Component data from apps and pages
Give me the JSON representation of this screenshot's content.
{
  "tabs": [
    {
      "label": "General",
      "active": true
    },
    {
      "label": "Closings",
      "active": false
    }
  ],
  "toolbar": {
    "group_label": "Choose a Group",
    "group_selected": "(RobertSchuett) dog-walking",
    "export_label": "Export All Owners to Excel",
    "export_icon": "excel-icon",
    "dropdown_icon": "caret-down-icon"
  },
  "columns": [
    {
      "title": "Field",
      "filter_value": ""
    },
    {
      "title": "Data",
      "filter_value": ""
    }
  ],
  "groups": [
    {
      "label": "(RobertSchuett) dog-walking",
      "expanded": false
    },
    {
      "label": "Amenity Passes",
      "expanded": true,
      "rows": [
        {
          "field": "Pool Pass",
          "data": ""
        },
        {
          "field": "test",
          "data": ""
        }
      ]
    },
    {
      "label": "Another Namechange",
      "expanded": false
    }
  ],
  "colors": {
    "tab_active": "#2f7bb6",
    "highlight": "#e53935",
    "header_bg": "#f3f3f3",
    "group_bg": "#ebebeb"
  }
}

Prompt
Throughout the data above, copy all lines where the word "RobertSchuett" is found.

Exercise response
    "group_selected": "(RobertSchuett) dog-walking",
      "label": "(RobertSchuett) dog-walking",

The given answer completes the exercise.